These include the former Faculty of Biology at the University of Latvia, where the tilt is towards scientific and technological developments and questions of evolution and environmental concerns will be raised through works such as the immersive site-specific installation A Tour of the Dark Museum (2018) by American conceptual artist Mark Dion. Other locations include the former industrial port area Andrejsala, which will showcase works that meditate on the country’s transition from an industrial to a post-industrial economy, and the Sporta2 Square that will explore speed and acceleration. There is also the new Zuzeum Art Centre, where creatives will address existential and philosophical questions such as how the current social media overdrive and information overload affect individuals on a personal level.
Sputnik Photos. Lost Territories Archive, 2008-16 (detail). 2018. Site-specific installation. Photographs and torn wallpaper. New commission for RIBOCA1, variable dimensions. Courtesy of Sputnik Photos
There will be indirect references to questions of sovereignty as well as national and cultural identity, particularly in the chapter at Kristaps Morbergs’ (1844-1928) apartment, which will house works that echo Latvia’s historic and political changes. These include one of the two new commissions by international collective Sputnik Photos, founded by documentary photographers from Belarus, Poland and Slovakia. “The venue, symbolically, also has a direct view of the Freedom Square, one of Riga’s most iconic and historically significant locations,” notes Gregos.

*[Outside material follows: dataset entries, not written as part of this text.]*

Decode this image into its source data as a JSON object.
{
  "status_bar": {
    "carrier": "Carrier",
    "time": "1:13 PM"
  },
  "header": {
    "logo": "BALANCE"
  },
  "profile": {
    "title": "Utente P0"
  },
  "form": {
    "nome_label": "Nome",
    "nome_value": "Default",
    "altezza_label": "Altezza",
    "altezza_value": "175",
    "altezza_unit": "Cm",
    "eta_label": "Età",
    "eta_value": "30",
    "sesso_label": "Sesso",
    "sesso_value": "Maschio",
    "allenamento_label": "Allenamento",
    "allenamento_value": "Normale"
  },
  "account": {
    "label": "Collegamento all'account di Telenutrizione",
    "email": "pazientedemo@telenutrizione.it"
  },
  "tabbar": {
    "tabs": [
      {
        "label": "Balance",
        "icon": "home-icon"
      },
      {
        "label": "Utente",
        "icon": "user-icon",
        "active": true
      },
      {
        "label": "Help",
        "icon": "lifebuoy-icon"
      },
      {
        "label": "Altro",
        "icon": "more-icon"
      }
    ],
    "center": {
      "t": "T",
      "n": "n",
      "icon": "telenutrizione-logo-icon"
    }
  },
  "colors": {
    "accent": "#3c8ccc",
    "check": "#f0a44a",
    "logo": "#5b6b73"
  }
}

Among other highlights are Alexis Blake’s performance Allegory of the Painted Woman (2012-18), a choreographic work focusing on the under-representation of women in the history of art, which will be performed at the National Gallery. “Almost half the works are new commissions, so there are many surprises,” shares Gregos. “There are also many live events in the public programme during the five-month duration of the exhibition— from performances and lectures to film screenings, artist’s talks and concerts.”

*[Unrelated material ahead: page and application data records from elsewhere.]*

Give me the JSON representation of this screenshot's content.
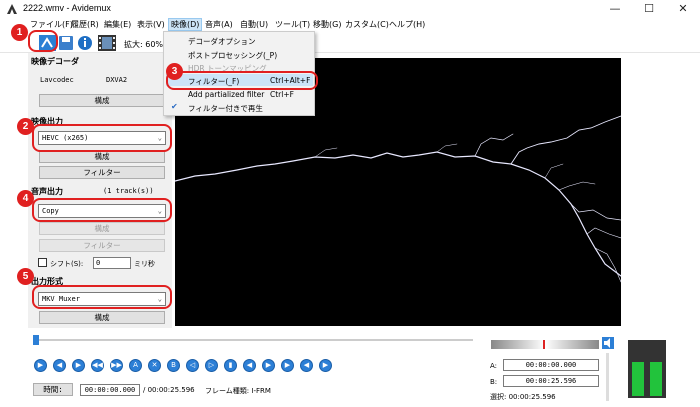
{
  "window": {
    "title": "2222.wmv - Avidemux",
    "controls": [
      "—",
      "☐",
      "✕"
    ]
  },
  "menubar": {
    "items": [
      "ファイル(F)",
      "履歴(R)",
      "編集(E)",
      "表示(V)",
      "映像(D)",
      "音声(A)",
      "自動(U)",
      "ツール(T)",
      "移動(G)",
      "カスタム(C)",
      "ヘルプ(H)"
    ]
  },
  "toolbar": {
    "zoom_label": "拡大: 60%"
  },
  "video_menu": {
    "items": [
      {
        "label": "デコーダオプション",
        "shortcut": "",
        "disabled": false
      },
      {
        "label": "ポストプロセッシング(_P)",
        "shortcut": "",
        "disabled": false
      },
      {
        "label": "HDR トーンマッピング",
        "shortcut": "",
        "disabled": true
      },
      {
        "label": "フィルター(_F)",
        "shortcut": "Ctrl+Alt+F",
        "disabled": false
      },
      {
        "label": "Add partialized filter",
        "shortcut": "Ctrl+F",
        "disabled": false
      },
      {
        "label": "フィルター付きで再生",
        "shortcut": "",
        "disabled": false,
        "checked": true
      }
    ]
  },
  "left_panel": {
    "video_decoder": {
      "title": "映像デコーダ",
      "codec_label": "Lavcodec",
      "codec_value": "DXVA2",
      "configure": "構成"
    },
    "video_output": {
      "title": "映像出力",
      "codec": "HEVC (x265)",
      "configure": "構成",
      "filters": "フィルター"
    },
    "audio_output": {
      "title": "音声出力",
      "tracks": "(1 track(s))",
      "codec": "Copy",
      "configure": "構成",
      "filters": "フィルター",
      "shift_label": "シフト(S):",
      "shift_value": "0",
      "shift_unit": "ミリ秒"
    },
    "output_format": {
      "title": "出力形式",
      "container": "MKV Muxer",
      "configure": "構成"
    }
  },
  "callouts": [
    "1",
    "2",
    "3",
    "4",
    "5"
  ],
  "playback": {
    "time_button": "時間:",
    "current_time": "00:00:00.000",
    "total_time": "/ 00:00:25.596",
    "frame_type": "フレーム種類: I-FRM",
    "a_label": "A:",
    "a_value": "00:00:00.000",
    "b_label": "B:",
    "b_value": "00:00:25.596",
    "selection": "選択: 00:00:25.596",
    "seek_position": 0.0
  },
  "colors": {
    "callout_red": "#e02020",
    "highlight": "#cce4f7",
    "control_blue": "#2c7fd6",
    "meter_green": "#22c33c"
  }
}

Mark Dion. A Tour of The Dark Museum (detail). 2018. Site-specific installation. Mixed media, flashlights. New commission for RIBOCA1, variable dimensions. Courtesy of the artist and Waldburger Wouters, Brussels
Additionally, the final chapter of RIBOCA1 will also feature ‘The Sensorium: A Laboratory for the Deceleration of the Body and for a New Politics of the Senses’, a programme curated by Solvej Helweg Ovesen, which offers explorations into smell, taste, sound and touch. And so RIBOCA contains a lot without feeling gruelling, with moments that will require a deeper look and thought, especially with Gregos leading the way, whose curatorial work lends great focus on themes of human rights and migration. “My exhibitions explore the relationship between art, society and politics with a particular view on questions of democracy, human rights, capitalism, crisis and changing global production circuits. Many of these issues recur in the biennial.”
What makes this young biennial so unique? Gregos explains, “Where many recent biennials and large-scale exhibitions have been retrospective—anachronistic, even—harking back to lost political and social utopias, the first edition of RIBOCA sets its eyes firmly on the present and the near future of the human condition, as we approach the second quarter of the 21st century.”
RIBOCA runs until 28 October 2018 and its public programme will continue until year-end. Rigabiennial.com